• Does not respond adequately to the prompt

• Demonstrates insufficient and/or inaccurate understanding of the passage

• Does not link stylistic elements to Capote’s view of Holcomb

• Underdevelops and/or inaccurately analyzes the development of Capote’s view of Holcomb

• Fails to demonstrate an understanding of Capote’s tone

• Demonstrates weak control of the elements of diction, syntax, and organization


• A 4 or 3 essay may do no more than paraphrase sections of the passage rather than analyze Capote’s view of Holcomb.

• A 2 essay may merely summarize the passage.

• A 1–2 essay indicates a major lack of understanding and control. It fails to comprehend the prompt and/or the passage. It may also indicate severe writing problems.

Student Essay A

This is a high-range paper for the following reasons:

• It is on task.

• It indicates complete understanding of the prompt and the passage.

• It uses mature diction [paragraph 1: “Capote reveals … imminent change”], [paragraph 2: “Capote also gives … simplistic”], [paragraph 3: “the hard blue skies … to do so”].

• It integrates references to support the thesis of the essay [paragraph 2: “Capote also gives … hamlet”], [paragraph 3: “Focusing … has-been status”], [paragraph 4: “with the simile … passage”].

• It grasps subtleties and implications [paragraph 1: “Capote reveals … change”], [paragraph 2: “One gets … place”], [paragraph 4: “The area’s … discusses”], [paragraph 6: “By the end … descriptions”].

• It introduces specifics in a sophisticated manner [paragraph 3: “He does not … farming days”], [paragraph 5: “The author … solemnity”].

• It uses good “connective tissue” [paragraphs 2 and 3: “in addition”], [paragraph 4: “Capote also uses …”], [paragraph 5: “This is not the only contrast …”].

• It creates original and insightful comments [paragraph 2: “one gets … melancholy place”], [paragraph 3: “He does not … farming days”].

• It presents a conclusion that introduces unique observations and brings the reader directly to what may follow this passage.

This is a high-range essay that indicates a writer who “gets it”—who clearly understands the passage and the prompt and who can present ideas in a mature, controlled voice.

Student Essay B

This is a mid-range essay for the following reasons:

• It sets up an introduction that indicates the writer’s understanding of the prompt.

• It cites appropriate specifics, but often does not adequately integrate these into the analysis [paragraph 2: “In order … present there”], [paragraph 3, sentence 2].

• It uses frequently awkward diction and syntax [first line of paragraph 2], [last sentence of paragraph 2], [all of paragraph 5].

• It demonstrates good topic adherence.

• It reveals a facility with stylistic analysis [paragraph 2: “To create … reaches them”], [paragraph 3, sentence 3].

• It presents a conclusion that does not add anything to the impact of the essay.

This mid-range paper indicates a writer who understands both the prompt and the process of analysis.

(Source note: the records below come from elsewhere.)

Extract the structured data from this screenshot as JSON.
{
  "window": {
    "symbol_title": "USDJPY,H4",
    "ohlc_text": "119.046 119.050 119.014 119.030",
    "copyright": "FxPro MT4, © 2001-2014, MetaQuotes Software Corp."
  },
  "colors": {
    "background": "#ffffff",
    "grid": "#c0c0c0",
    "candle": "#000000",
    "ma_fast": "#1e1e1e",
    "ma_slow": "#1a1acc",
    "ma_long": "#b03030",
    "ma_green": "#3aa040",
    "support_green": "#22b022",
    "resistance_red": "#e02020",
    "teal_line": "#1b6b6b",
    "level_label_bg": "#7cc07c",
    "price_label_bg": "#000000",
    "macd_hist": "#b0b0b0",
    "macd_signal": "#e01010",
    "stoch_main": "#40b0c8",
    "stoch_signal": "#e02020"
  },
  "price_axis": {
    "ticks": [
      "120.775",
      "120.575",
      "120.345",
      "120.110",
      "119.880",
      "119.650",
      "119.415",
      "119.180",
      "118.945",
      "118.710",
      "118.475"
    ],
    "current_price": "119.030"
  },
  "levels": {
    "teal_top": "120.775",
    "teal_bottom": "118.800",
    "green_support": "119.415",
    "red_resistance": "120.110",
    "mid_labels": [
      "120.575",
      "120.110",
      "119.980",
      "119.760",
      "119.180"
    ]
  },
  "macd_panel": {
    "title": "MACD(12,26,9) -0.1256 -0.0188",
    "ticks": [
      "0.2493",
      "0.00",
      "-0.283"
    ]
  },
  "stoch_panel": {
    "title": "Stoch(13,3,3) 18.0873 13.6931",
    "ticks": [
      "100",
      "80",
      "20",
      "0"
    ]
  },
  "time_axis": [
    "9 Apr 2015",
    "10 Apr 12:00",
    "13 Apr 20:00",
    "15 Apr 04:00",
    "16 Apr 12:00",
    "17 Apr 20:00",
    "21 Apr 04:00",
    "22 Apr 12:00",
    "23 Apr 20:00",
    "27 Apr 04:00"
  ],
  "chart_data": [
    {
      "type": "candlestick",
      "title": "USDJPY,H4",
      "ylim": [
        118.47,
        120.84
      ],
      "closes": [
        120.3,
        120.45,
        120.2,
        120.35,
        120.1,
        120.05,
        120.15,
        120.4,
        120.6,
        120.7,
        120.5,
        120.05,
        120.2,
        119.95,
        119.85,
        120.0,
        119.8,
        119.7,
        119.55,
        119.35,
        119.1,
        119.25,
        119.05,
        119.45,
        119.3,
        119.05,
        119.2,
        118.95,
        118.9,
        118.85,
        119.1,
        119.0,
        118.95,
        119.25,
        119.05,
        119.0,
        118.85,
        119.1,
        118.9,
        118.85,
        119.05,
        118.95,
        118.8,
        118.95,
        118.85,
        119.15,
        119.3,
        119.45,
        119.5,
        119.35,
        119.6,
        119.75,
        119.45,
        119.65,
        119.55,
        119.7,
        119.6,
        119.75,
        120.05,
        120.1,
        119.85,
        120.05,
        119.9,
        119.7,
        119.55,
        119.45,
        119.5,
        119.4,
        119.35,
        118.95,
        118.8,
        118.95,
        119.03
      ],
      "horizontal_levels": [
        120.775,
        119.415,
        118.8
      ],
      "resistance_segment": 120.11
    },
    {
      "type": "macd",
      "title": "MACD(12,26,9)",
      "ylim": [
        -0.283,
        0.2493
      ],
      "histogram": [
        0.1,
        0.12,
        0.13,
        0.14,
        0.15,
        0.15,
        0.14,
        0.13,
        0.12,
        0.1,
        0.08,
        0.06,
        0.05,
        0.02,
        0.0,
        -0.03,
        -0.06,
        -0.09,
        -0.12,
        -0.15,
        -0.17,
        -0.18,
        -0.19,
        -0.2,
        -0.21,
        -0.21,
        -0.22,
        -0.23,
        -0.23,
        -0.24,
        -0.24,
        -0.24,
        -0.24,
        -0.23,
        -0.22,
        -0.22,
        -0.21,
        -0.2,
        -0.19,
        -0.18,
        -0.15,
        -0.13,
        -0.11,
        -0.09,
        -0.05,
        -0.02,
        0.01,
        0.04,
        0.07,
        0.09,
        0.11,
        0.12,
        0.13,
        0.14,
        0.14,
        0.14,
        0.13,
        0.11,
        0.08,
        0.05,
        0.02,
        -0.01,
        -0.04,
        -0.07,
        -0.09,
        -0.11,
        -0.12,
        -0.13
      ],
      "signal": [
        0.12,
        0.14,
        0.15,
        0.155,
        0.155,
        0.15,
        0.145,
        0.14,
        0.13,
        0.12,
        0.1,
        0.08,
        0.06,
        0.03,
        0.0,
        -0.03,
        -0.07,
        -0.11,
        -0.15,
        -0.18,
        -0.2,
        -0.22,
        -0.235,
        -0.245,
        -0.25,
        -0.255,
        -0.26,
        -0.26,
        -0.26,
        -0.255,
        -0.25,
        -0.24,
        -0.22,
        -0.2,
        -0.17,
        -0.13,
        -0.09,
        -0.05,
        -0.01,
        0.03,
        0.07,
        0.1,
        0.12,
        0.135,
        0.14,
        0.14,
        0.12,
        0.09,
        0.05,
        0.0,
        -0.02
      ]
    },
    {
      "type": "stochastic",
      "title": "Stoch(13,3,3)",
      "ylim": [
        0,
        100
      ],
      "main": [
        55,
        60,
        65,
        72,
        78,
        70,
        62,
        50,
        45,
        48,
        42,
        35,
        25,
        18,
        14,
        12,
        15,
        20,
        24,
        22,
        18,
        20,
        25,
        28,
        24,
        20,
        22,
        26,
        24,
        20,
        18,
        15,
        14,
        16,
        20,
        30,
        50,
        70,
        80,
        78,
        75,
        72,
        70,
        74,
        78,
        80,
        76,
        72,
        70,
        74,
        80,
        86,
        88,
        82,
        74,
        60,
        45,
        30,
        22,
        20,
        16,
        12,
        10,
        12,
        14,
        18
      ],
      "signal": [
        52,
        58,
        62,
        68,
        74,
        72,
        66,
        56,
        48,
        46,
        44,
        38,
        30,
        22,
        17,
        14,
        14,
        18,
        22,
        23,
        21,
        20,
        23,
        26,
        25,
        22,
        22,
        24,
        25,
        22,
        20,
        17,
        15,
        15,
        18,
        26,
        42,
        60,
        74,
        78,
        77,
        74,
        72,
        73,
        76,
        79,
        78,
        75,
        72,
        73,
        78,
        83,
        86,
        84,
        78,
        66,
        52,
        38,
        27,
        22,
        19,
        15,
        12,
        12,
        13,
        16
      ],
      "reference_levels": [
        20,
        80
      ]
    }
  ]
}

However, the essay does not address the subtle, underlying purpose of the passage and ignores the foreshadowing and contrast. The writer’s frequently awkward and disconnected diction and syntax prevent it from achieving the level of the high-range essays.

Now It’s Your Turn


1. Try a little reverse psychology. Now that you are thoroughly familiar with this passage, construct two or three alternate AP level prompts. (Walk a little in the examiner’s shoes.) This will help you gain insight into the very process of test-making.

2. Find other examples of descriptions of setting you can analyze in the same way as you did with the Capote excerpt. You might want to investigate works by John Steinbeck, Joan Didion, Peter Matthiessen, and, certainly, Sebastian Jung’s The Perfect Storm.